Sung Kang ditches the fast and furious lifestyle for his directorial debut Shaky Shivers — a delightful gateway horror treat that recalls the Goosebumps television show or Are You Afraid of the Dark. Its Young Adult vibes bring two girls face to face with werewolf curses, zombification, and friendly ice cream parlor wholesomeness. Some might see the "gateway" description and wince, but that's not meant as a zinger — Shaky Shivers is filled with giggles and quirky horror introductions that make the genre accessible to all audiences. There's something Nickelodeon After Midnight about it all, as Kang turns a low-budget buddy comedy with teeth into a sweet tale about friendship, brainfreeze, and choosing our destinies over giving up to lesser fates.
Brooke Markham stars as Luci, who we meet handcuffed to a steering wheel in best friend Karen's (VyVy Nguyen) vehicle. Why? Because Luci fears she's been cursed by a woodland vagabond (Erin Daniels as Mama Nature), who casts a werewolf spell when denied the compassion of free ice cream. Luci thinks she's gotten through the transformation window when it happens — she wakes up naked, dazed, and alone the following day. Luci's a werewolf alright, and Karen's the only one who knows. Can the unprepared scoopers reverse Luci's condition before she turns once again?
Shaky Shivers relies heavily on Markham and VyVy Nguyen since they command most screen time. Settings are a pick between their Friendly Freeze workplace, an abandoned summer camp cabin where Karen tries to aid Luci, or the station wagon where they start the night. Markham and Nguyen bubble charisma as besties who react hilariously to Luci's newfound identity as a werewolf. They're peppy, sassy, and compassionately quirky as Karen attempts a makeshift blood transfusion, or they mistakenly read incorrect spells from a notebook filled with curse activations. That's why they gleefully have to escape a zombie or share their own An American Werewolf In London moment when reanimating a corpse to pump for information (Jimmy Bellinger).
Screenwriters Andrew McAllister and Aaron Strongoni aren't rewriting history with Shaky Shivers. Karen and Luci encounter lycanthropy and zombieism at face value, and their character arcs as "slackers" still waiting for their big break have been tackled to death. What Kang does well is embrace simplicity and focus on the warmth present between Luci and Karen, taking the macabre — gunshot executions, brain-hungry undead, doodled Necronomicon knockoffs — and bathing it all in a bright sunshiny cuteness. As Luci herds a shambling zombie, she does so while twirling around like a gymnast, having fun with the otherwise dreadful scenario. Karen's giddiness and curiosity about Luci's werewolf hazard are equally endearing, producing too many smiles.

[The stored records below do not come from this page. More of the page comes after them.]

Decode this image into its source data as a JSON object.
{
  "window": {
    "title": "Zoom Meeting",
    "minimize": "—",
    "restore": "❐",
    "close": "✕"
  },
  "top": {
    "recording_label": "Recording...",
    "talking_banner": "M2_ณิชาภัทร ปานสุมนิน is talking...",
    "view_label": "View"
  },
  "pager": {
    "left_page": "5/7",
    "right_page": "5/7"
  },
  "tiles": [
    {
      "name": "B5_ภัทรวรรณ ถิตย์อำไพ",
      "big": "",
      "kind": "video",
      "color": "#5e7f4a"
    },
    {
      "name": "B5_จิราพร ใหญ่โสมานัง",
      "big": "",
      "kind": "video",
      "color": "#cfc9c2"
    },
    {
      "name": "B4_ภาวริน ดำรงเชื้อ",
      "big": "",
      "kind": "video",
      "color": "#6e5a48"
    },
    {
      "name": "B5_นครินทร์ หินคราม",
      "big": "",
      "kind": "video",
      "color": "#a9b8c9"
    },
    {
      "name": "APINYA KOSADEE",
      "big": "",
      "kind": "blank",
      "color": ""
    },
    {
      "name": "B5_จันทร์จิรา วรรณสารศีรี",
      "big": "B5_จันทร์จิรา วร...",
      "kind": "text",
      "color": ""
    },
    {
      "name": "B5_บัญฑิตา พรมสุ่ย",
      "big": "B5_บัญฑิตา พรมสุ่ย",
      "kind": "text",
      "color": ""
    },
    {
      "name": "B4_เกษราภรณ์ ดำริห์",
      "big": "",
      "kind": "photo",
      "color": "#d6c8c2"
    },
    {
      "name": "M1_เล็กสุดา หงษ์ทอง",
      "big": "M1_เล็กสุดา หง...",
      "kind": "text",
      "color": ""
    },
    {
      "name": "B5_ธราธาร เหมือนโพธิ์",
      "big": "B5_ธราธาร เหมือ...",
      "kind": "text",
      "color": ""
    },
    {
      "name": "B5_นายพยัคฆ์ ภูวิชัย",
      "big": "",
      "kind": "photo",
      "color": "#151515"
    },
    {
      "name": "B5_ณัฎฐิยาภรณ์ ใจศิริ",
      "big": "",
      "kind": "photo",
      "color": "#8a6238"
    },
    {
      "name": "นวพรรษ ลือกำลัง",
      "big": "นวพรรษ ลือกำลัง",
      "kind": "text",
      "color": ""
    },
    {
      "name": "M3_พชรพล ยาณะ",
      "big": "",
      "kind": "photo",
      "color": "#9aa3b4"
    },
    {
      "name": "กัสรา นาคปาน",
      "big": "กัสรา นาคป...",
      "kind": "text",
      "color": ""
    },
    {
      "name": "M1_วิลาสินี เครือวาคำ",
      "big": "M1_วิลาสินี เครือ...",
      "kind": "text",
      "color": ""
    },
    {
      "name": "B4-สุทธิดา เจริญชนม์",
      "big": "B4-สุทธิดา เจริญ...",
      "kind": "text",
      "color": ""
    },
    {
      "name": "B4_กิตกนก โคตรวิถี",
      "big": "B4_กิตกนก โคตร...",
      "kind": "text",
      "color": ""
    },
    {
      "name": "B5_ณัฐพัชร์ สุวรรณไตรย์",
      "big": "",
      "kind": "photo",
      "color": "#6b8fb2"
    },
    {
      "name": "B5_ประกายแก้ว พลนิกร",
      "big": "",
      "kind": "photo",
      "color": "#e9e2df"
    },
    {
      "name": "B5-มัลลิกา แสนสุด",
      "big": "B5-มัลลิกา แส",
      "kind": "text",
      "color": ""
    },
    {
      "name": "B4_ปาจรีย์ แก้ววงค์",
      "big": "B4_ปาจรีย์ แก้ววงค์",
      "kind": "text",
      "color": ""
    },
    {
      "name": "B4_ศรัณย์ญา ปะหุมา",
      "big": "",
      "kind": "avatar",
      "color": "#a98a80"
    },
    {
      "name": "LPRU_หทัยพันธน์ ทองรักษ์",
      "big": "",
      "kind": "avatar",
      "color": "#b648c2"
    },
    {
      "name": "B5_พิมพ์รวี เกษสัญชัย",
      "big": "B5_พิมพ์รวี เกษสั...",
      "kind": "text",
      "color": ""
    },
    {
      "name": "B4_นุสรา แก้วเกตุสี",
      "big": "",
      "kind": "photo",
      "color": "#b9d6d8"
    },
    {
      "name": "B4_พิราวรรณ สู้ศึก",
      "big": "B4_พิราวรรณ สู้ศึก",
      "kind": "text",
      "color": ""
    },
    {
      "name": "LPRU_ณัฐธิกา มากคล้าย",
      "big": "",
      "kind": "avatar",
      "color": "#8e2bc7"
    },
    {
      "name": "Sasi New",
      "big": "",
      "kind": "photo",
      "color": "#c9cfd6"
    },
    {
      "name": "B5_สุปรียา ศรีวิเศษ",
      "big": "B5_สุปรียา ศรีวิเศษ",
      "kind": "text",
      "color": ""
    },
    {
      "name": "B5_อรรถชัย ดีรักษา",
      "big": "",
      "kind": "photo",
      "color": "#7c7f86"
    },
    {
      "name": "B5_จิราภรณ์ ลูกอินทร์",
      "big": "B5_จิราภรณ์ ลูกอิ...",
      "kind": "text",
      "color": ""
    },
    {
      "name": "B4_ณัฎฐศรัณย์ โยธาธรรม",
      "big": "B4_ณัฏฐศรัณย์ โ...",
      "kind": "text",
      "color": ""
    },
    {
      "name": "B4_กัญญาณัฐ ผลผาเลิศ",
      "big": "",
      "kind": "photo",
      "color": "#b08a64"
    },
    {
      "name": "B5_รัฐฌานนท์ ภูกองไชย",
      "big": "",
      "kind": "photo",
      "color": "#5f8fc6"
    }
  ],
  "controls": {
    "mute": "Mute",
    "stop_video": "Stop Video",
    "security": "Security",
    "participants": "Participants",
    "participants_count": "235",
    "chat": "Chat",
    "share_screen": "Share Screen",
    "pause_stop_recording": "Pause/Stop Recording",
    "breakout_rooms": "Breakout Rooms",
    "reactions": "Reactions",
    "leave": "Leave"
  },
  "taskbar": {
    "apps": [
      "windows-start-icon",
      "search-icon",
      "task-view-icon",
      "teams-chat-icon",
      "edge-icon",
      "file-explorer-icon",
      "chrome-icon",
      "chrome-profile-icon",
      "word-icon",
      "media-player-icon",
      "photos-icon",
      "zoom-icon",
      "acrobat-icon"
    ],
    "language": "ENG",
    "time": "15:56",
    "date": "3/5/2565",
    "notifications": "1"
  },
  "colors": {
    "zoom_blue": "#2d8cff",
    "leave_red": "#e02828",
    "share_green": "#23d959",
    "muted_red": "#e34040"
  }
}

Shaky Shivers saves its budget for a few practical effects versus spending elsewhere and committing a cardinal indie werewolf sin: the CGI transformation. Luci's morph into a hairy monster mongrel is allowed to shine as muscles rip through parachute sweats — the same goes for gnarly zombie costumes that fill mouths with jagged teeth like a Sarlacc. Shaky Shivers isn't extensively gore-heavy or action-oriented, but what's there is mostly done with makeup and prosthetics outside the film's telepathic "force push" attacks during finale standoffs. Nevertheless, Kang displays knowledge of precisely what horror fans desire when they hear the words "werewolf" or "zombie" and never tries to cheat past make-or-break sequences. Even if some of the practical props are hilarious, like a gigantic milkshake that looks like it belongs in a children's ice cream shop playset.
All that said, Shaky Shivers has a ceiling based on what Kang and company can execute given obvious production limitations. There's a generic blueprint that performers and cheerful signatures elevate, but the script's childish silliness, paired with a lack of narrative ambition, becomes the film's own worst enemy in spots. Not to say anything is torpedoed, but genre fans hungry for something feistier or more boundary-pushing might be underwhelmed. The sleepover demographic is strong here, especially for girls who don't get the type of horror representation Shaky Shivers savors — that's both a positive and negative.
Still, Shaky Shivers delivers comedic chills and howls with infectious laughter that becomes the ultimate trademark of Sung Kang's first fright flick. A tender moral fable about finding "good" in "weird" amongst other reaffirming messages is underneath all the snarls, screams, and blood. Brooke Markham and VyVy Nguyen find no shortage of adorable chemistry in the most obscene moments, all before one of the year's hands-down oddest and hypnotic cameos worth admission. What an unexpected cherry on top of this saccharine genre sundae, sure to plaster a smile on your face from the sugar high alone.
Movie Score: 3/5